▸ **Supplied material**
────────
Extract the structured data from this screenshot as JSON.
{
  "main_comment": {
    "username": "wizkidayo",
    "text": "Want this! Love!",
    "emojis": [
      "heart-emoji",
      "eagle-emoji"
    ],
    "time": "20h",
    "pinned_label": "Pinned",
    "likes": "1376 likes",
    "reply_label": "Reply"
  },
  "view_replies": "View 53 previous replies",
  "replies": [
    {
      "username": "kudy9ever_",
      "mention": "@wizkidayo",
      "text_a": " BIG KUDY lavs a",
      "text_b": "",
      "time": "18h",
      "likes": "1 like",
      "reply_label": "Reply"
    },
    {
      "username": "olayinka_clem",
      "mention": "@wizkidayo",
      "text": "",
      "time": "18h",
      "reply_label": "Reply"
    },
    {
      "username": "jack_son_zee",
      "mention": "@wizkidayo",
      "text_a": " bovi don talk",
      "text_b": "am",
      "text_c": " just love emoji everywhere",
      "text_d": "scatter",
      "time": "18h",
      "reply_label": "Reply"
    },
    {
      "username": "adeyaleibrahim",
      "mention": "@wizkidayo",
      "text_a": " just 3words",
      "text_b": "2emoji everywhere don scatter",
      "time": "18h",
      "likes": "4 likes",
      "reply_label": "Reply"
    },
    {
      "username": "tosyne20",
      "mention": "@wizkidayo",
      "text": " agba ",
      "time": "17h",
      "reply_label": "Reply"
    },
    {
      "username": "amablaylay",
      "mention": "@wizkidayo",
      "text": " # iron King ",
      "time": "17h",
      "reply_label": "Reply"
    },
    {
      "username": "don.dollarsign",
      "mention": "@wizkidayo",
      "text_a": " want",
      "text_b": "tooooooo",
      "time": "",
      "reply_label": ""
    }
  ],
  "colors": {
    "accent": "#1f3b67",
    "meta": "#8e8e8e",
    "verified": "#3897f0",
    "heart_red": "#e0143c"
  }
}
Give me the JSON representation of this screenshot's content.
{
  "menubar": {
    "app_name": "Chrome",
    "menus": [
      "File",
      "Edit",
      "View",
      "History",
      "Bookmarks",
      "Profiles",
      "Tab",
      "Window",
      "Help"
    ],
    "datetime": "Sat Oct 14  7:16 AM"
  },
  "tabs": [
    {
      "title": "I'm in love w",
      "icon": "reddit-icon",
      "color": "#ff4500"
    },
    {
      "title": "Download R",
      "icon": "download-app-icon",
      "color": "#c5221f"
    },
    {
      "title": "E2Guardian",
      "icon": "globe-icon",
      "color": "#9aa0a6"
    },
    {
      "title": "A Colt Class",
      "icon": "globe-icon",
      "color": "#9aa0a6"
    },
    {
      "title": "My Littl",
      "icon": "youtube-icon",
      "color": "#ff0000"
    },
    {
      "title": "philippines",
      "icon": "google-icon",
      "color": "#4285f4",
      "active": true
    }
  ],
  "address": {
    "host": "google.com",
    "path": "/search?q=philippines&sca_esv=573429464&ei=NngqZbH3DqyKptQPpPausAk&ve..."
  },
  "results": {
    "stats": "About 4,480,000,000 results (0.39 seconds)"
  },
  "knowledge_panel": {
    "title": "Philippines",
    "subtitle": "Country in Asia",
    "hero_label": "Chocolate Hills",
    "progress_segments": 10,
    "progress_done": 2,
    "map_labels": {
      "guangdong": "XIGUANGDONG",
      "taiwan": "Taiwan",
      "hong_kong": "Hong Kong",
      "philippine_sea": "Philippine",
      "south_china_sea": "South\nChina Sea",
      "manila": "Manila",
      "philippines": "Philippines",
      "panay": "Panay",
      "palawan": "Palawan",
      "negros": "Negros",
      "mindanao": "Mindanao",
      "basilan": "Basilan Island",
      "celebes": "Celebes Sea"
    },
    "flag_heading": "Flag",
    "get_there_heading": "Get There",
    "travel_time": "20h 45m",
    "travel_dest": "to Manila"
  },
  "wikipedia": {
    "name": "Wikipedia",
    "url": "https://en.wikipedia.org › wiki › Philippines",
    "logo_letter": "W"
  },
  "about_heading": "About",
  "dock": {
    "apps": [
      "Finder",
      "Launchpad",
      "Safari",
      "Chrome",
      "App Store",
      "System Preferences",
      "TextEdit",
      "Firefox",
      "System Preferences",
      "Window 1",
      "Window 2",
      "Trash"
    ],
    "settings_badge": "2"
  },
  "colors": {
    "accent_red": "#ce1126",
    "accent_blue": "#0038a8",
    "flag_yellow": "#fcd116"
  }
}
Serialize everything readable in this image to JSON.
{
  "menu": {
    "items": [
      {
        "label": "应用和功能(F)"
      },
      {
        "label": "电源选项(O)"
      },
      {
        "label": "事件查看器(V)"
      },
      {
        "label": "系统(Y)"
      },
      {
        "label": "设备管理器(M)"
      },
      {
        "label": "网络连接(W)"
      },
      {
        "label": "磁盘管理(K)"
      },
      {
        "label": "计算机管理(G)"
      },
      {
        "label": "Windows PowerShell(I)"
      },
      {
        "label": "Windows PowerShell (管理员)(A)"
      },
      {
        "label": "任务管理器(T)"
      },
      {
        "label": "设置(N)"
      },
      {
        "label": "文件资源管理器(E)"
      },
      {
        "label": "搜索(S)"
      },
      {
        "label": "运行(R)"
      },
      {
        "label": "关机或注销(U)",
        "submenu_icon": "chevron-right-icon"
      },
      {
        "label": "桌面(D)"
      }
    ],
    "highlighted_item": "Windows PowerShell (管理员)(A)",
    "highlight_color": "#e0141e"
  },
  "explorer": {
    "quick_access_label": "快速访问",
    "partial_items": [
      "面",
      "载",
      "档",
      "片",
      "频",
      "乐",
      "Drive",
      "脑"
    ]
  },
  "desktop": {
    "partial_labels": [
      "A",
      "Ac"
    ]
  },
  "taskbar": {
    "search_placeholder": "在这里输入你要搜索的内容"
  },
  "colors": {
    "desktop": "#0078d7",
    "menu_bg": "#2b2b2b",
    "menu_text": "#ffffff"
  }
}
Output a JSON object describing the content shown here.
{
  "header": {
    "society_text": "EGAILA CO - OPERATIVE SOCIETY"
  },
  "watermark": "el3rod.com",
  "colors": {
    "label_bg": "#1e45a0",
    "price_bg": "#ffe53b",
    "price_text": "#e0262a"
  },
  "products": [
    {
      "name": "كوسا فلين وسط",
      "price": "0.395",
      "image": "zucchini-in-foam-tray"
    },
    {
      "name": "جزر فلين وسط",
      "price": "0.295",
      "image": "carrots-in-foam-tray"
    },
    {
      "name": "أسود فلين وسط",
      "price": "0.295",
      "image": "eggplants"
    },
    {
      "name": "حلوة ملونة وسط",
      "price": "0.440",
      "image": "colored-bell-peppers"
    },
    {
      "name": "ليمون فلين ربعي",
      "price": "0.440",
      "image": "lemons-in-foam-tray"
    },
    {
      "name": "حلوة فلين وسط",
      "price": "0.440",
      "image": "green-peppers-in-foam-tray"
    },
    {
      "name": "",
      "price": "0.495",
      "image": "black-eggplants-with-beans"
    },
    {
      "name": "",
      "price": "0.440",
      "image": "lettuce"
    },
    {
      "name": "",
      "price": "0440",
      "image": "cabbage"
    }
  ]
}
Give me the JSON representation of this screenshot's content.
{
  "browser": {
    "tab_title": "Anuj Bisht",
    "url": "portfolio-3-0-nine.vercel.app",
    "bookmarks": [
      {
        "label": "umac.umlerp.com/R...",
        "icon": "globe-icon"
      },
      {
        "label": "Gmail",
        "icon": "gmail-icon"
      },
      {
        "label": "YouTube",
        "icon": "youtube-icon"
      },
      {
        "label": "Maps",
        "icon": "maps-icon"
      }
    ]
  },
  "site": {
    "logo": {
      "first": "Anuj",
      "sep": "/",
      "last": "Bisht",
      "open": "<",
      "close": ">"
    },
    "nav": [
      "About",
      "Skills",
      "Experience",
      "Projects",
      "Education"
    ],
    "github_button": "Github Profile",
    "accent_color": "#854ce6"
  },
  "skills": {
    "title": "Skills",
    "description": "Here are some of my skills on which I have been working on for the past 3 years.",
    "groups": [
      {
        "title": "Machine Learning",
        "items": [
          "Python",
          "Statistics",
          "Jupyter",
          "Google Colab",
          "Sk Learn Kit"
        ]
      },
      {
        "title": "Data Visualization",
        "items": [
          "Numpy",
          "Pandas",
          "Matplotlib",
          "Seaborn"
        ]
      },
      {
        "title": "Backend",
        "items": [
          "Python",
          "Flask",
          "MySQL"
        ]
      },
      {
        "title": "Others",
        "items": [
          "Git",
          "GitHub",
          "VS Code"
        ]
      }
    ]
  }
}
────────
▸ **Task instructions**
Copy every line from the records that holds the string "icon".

▸ **Solution for this exercise**
      "icon": "reddit-icon",
      "icon": "download-app-icon",
      "icon": "globe-icon",
      "icon": "globe-icon",
      "icon": "youtube-icon",
      "icon": "google-icon",
        "submenu_icon": "chevron-right-icon"
        "icon": "globe-icon"
        "icon": "gmail-icon"
        "icon": "youtube-icon"
        "icon": "maps-icon"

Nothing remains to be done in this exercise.